BRUSSELS (Reuters) - Germany and France tried to win backing for a pact to strengthen the euro zone economy on Friday, but many other EU states were angered by what they saw as a ‘fait accompli’ and the measures contained in it.
Paris and Berlin -- the driving forces behind euro zone policy -- set out a wish-list of measures they want euro zone and the wider EU to adopt to improve competitiveness and help tackle the year-long debt crisis. The proposals included:
* limits on debt levels written into national laws
* a higher retirement age, based on demography
* the abolition of wages indexed to inflation
* unified bank crisis-resolution mechanisms, and
* a minimum corporate tax rate
But there was almost immediate pushback against the proposals, with large and small EU states, from Belgium and Austria to Ireland, Spain, Portugal, Poland and Luxembourg expressing aggravation at France and Germany’s methods, as well as the substance of the six-point proposal.
“The discussion became really quite heated,” said an EU diplomat on the sidelines of the talks. “One EU leader asked Sarkozy and Merkel if they really thought it was right to treat everyone else in this way. He was insulted.”
Paris and Berlin said they had worked together to come up with a clear package quickly.
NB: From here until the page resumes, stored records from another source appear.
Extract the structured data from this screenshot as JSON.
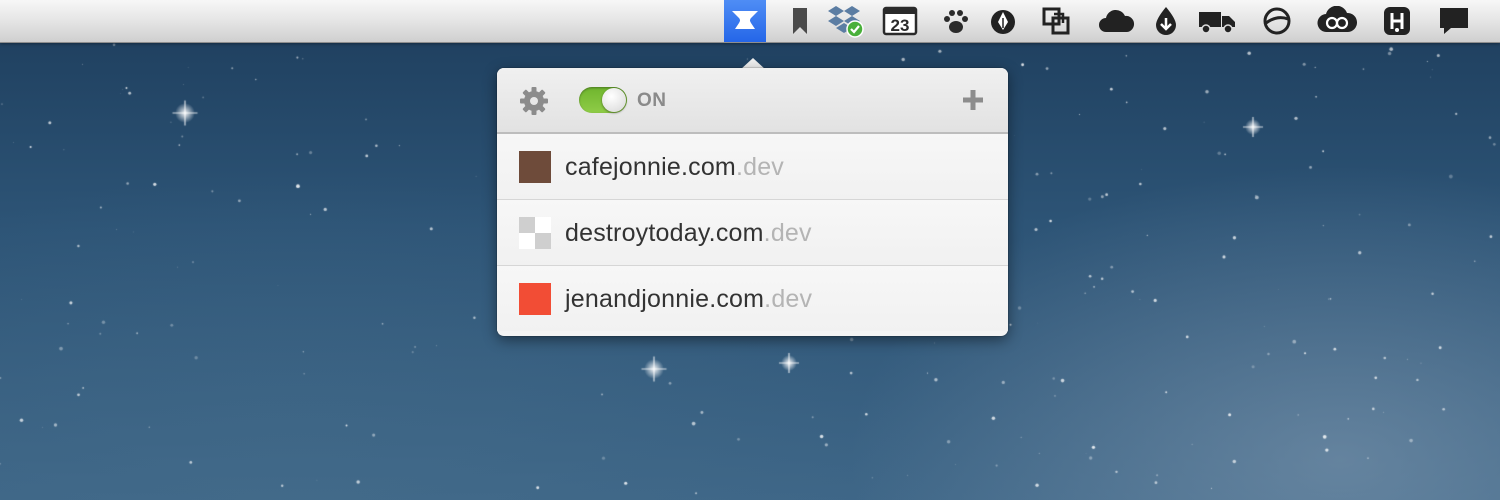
{
  "menubar": {
    "items": [
      {
        "name": "pow-anvil-icon",
        "active": true
      },
      {
        "name": "bookmark-icon"
      },
      {
        "name": "dropbox-icon"
      },
      {
        "name": "calendar-icon",
        "text": "23"
      },
      {
        "name": "paw-icon"
      },
      {
        "name": "pen-nib-icon"
      },
      {
        "name": "window-resize-icon"
      },
      {
        "name": "cloud-icon"
      },
      {
        "name": "drop-download-icon"
      },
      {
        "name": "truck-icon"
      },
      {
        "name": "circle-arc-icon"
      },
      {
        "name": "creative-cloud-icon"
      },
      {
        "name": "app-h-icon"
      },
      {
        "name": "speech-bubble-icon"
      }
    ]
  },
  "popover": {
    "toggle": {
      "state": "ON",
      "on": true
    },
    "sites": [
      {
        "name": "cafejonnie.com",
        "tld": ".dev",
        "color": "#6e4b3a",
        "swatch": "solid"
      },
      {
        "name": "destroytoday.com",
        "tld": ".dev",
        "color": "#cfcfcf",
        "swatch": "checker"
      },
      {
        "name": "jenandjonnie.com",
        "tld": ".dev",
        "color": "#f24d35",
        "swatch": "solid"
      }
    ]
  }
}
French President Nicolas Sarkozy said the two had no intention of enforcing a straightjacket.
“The idea we have with Angela Merkel is not to impose the same thing to everybody ... but maybe we can agree on how to calculate things,” he told reporters after the summit.
“Maybe we can agree on a common framework, which does not mean pure equality,” he said of the proposal for a corporate taxation minimum. “It’s not a rigid process.”
Merkel said the intention was to show unity and determination on tackling the causes of the debt crisis.
“We want to send out a clear message, that as the European Union, we intend to grow together. What we want to establish is a pact for competitiveness,” she said.
Opponents, which included a good portion of the 17 countries in the euro zone, said the proposals were hard to accept.
“I don’t think it’s possible for the European Union to regulate the pension age because there are large differences in the individual countries,” Austrian Chancellor Werner Faymann said. “I don’t think it’s right to interfere in wage negotiations, like some have demanded.”
Ireland opposes a minimum corporate tax rate, Belgium, Spain and Portugal oppose the abolition of index-linked wage increases, and the retirement age measure is widely disliked in countries with strong unions and powerful labour lobbies.
The issue is likely to be taken up again at an extra summit after March 9, Germany said, with the aim still to try to forge an agreement by the end of next month.
Most of the proposals by Berlin and Paris have already been set out by the European Commission in January in its Annual Growth Survey, part of the new, tighter budget process.
European Commission President Jose Manuel Barroso signalled on Wednesday there was no need for separate agreements between governments on more economic cooperation since the same could be done on the basis of the Commission proposal.
But France and Germany hope a deal between governments will ensure an agreement is reached more quickly -- an important factor given the pressing nature of the debt crisis.
The two biggest euro zone economies want the pact to be part of a “comprehensive package” that leaders agree in March, when they hope to sign off on a series of measures that might help halt the euro zone’s year-long sovereign debt crisis.
The package is to include changes to the European Financial Stability Facility, the 440 billion euro bailout fund agreed last May, to increase its effective lending capacity and give it more flexibility on how to use its money.
Conclusions of the summit said euro zone ministers would consider proposals for strengthening the EFSF “to ensure the necessary effectiveness to provide adequate support.” Those discussions are also expected to be finalized next month.
Strengthening the EFSF has been the focus of discussion for months, since it became clear its effective lending capacity was only about 250 billion euros (210 billion pounds), not 440 billion, due to guarantees built into the fund to maintain its triple-A credit rating.
Given its lending limitations, there are concerns that if Portugal and Spain were both to end up needing a bailout, the EFSF would not have sufficient funds.
European Central Bank President Jean-Claude Trichet, who held talks with EU leaders over lunch, is among those calling for the EFSF to be enlarged and made more flexible, so that it is not just a bailout lender of last resort.
The EFSF is the chief weapon in the EU’s arsenal, but deep disagreement remains over how it should be strengthened, with Germany determined to secure stricter budgetary commitments from other euro zone members and reforms boosting competitiveness in exchange for agreeing amendments to the fund.
Additional reporting by Jan Strupczewski, Ilona Wissenbach, Bate Felix, John O'Donnell, Francesco Guarascio and Luke Baker in Brussels, editing by Mike Peacock, Ron Askew